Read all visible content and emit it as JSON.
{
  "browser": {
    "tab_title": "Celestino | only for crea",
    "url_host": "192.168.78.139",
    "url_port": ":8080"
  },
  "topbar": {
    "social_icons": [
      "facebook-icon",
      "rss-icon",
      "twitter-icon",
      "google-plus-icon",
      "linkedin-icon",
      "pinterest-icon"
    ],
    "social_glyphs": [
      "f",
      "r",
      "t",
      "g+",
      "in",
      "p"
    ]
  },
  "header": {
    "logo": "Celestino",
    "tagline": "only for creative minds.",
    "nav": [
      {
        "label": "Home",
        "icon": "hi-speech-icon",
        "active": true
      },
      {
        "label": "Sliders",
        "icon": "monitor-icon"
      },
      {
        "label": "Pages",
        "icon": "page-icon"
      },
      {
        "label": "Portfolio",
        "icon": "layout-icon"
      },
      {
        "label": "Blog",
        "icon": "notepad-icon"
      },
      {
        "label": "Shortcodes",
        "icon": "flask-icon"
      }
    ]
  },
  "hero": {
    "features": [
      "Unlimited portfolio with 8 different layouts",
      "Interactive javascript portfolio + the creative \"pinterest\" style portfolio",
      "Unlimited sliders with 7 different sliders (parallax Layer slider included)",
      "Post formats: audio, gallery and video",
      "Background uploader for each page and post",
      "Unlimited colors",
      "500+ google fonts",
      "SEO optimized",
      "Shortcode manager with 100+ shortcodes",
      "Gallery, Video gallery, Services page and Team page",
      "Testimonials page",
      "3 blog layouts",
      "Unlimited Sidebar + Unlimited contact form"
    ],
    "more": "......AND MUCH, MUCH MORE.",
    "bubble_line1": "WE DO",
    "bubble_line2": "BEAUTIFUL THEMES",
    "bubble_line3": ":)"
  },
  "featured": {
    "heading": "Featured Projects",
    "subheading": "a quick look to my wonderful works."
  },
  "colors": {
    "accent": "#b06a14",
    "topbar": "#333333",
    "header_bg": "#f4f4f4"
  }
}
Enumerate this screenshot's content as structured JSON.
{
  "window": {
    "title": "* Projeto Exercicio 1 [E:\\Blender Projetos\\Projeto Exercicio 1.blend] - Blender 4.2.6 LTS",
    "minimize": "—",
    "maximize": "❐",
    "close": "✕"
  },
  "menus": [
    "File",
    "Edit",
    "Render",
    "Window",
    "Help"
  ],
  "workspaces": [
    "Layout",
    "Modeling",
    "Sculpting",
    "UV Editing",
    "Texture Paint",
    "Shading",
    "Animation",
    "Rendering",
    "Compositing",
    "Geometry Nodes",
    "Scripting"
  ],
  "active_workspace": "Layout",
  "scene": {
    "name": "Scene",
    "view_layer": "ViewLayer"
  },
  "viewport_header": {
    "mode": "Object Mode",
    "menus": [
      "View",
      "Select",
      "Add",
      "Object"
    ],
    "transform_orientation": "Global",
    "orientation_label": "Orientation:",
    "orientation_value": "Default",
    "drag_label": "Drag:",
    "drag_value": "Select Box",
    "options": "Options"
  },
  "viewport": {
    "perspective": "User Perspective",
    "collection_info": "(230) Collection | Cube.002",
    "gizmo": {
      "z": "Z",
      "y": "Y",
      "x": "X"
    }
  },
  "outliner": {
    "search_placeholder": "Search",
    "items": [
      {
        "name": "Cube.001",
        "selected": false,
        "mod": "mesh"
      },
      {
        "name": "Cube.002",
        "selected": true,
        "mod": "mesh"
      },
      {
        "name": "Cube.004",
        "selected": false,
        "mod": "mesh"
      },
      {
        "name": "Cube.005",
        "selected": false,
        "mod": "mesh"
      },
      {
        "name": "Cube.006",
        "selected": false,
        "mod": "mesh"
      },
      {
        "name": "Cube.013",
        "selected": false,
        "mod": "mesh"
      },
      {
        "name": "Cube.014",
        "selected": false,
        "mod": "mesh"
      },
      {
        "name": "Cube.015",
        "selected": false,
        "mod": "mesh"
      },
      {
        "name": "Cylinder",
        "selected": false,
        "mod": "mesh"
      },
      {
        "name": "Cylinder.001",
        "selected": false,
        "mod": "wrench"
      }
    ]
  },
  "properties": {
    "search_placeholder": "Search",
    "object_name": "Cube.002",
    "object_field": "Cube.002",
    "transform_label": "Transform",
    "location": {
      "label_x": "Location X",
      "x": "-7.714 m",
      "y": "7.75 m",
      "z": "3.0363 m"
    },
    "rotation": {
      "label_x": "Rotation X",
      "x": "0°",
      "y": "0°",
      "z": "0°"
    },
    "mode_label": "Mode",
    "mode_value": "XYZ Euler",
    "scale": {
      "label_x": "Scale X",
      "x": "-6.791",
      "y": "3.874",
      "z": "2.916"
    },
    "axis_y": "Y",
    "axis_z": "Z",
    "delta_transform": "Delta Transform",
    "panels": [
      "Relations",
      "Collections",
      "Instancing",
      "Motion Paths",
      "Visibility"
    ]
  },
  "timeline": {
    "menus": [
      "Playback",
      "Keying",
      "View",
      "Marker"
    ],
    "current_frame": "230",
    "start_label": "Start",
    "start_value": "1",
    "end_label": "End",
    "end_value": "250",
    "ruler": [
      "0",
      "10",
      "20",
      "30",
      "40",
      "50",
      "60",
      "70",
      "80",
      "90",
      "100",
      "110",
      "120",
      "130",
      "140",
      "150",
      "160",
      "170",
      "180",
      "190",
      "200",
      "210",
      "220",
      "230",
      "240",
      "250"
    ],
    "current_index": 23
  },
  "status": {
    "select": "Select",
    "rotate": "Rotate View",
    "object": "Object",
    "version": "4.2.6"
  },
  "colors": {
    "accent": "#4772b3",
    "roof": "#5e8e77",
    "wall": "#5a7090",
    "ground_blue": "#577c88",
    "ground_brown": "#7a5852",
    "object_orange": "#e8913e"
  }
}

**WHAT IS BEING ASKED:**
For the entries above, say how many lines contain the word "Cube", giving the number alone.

**FINISHED TASK:**
11